What to do => Scan the material below for the word "Btrfs", then copy every line in which it appears.

—————

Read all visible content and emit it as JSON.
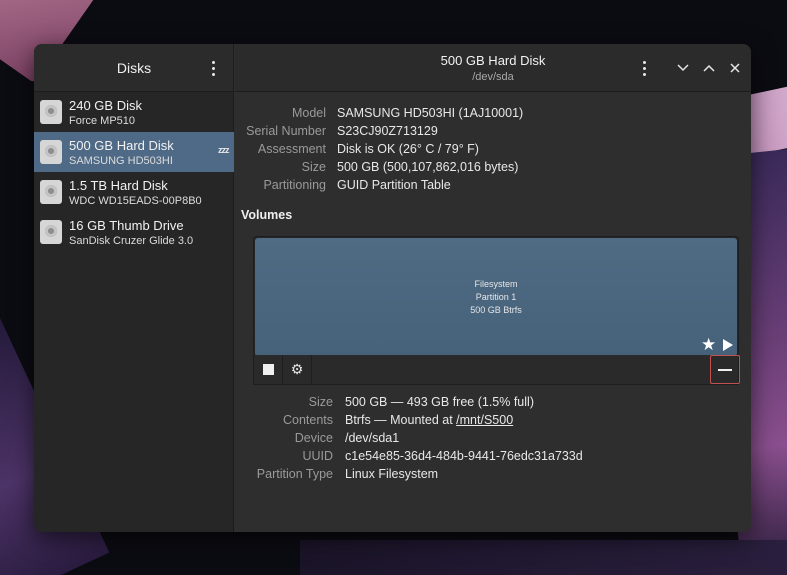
{
  "sidebar": {
    "title": "Disks",
    "menu_icon": "kebab-menu-icon",
    "disks": [
      {
        "name": "240 GB Disk",
        "model": "Force MP510",
        "icon": "hard-disk-icon"
      },
      {
        "name": "500 GB Hard Disk",
        "model": "SAMSUNG HD503HI",
        "icon": "hard-disk-icon",
        "selected": true,
        "status": "zzz"
      },
      {
        "name": "1.5 TB Hard Disk",
        "model": "WDC WD15EADS-00P8B0",
        "icon": "hard-disk-icon"
      },
      {
        "name": "16 GB Thumb Drive",
        "model": "SanDisk Cruzer Glide 3.0",
        "icon": "hard-disk-icon"
      }
    ]
  },
  "header": {
    "title": "500 GB Hard Disk",
    "subtitle": "/dev/sda"
  },
  "disk_info": [
    {
      "label": "Model",
      "value": "SAMSUNG HD503HI (1AJ10001)"
    },
    {
      "label": "Serial Number",
      "value": "S23CJ90Z713129"
    },
    {
      "label": "Assessment",
      "value": "Disk is OK (26° C / 79° F)"
    },
    {
      "label": "Size",
      "value": "500 GB (500,107,862,016 bytes)"
    },
    {
      "label": "Partitioning",
      "value": "GUID Partition Table"
    }
  ],
  "volumes": {
    "title": "Volumes",
    "partition": {
      "line1": "Filesystem",
      "line2": "Partition 1",
      "line3": "500 GB Btrfs"
    }
  },
  "volume_info": [
    {
      "label": "Size",
      "value": "500 GB — 493 GB free (1.5% full)"
    },
    {
      "label": "Contents",
      "value": "Btrfs — Mounted at ",
      "link": "/mnt/S500"
    },
    {
      "label": "Device",
      "value": "/dev/sda1"
    },
    {
      "label": "UUID",
      "value": "c1e54e85-36d4-484b-9441-76edc31a733d"
    },
    {
      "label": "Partition Type",
      "value": "Linux Filesystem"
    }
  ],
  "colors": {
    "selection": "#4e6a86",
    "partition": "#4f6b84",
    "remove_border": "#c25252"
  }
}
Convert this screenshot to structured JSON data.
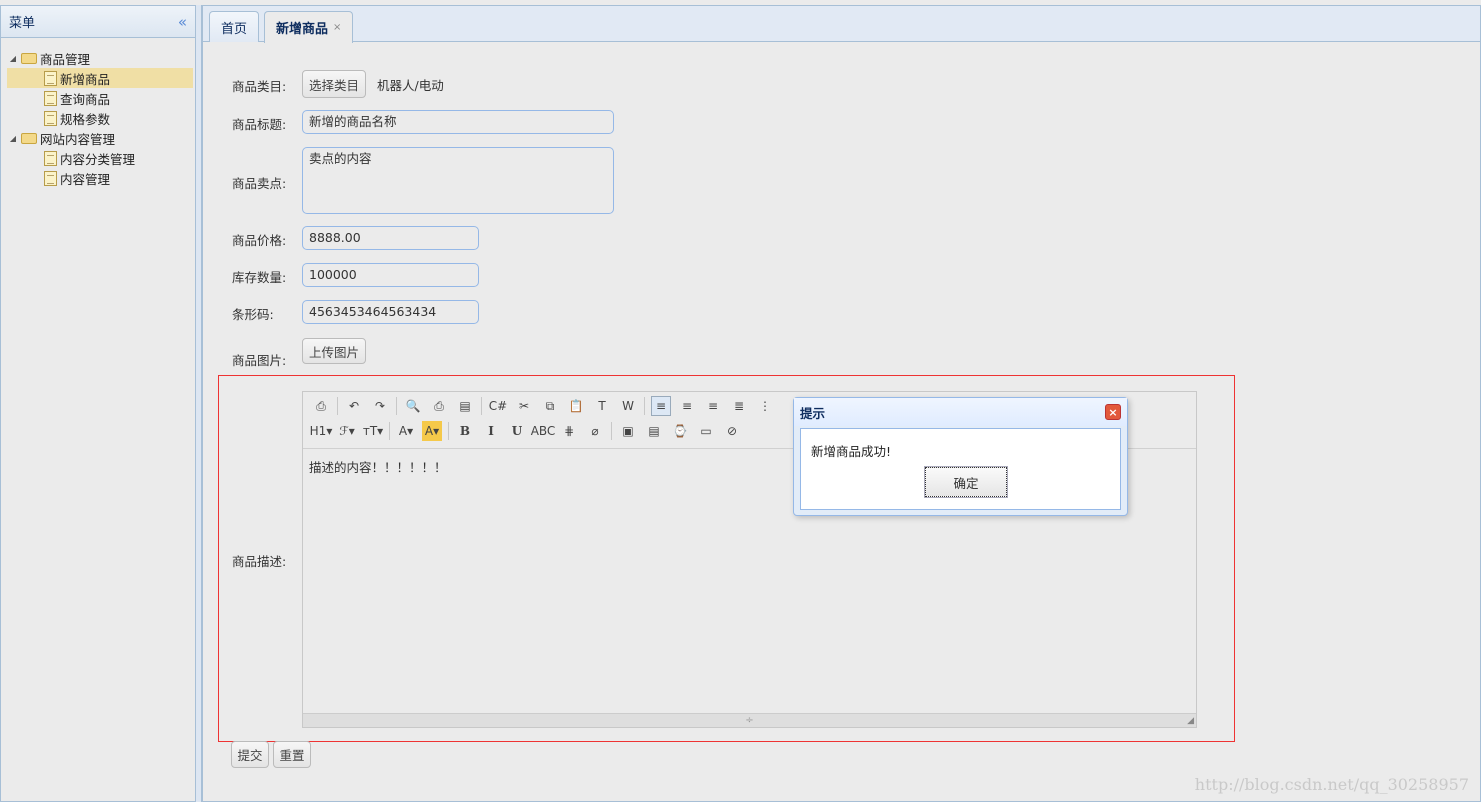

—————

Answer to this problem =>
      "line3": "500 GB Btrfs"
      "value": "Btrfs — Mounted at ",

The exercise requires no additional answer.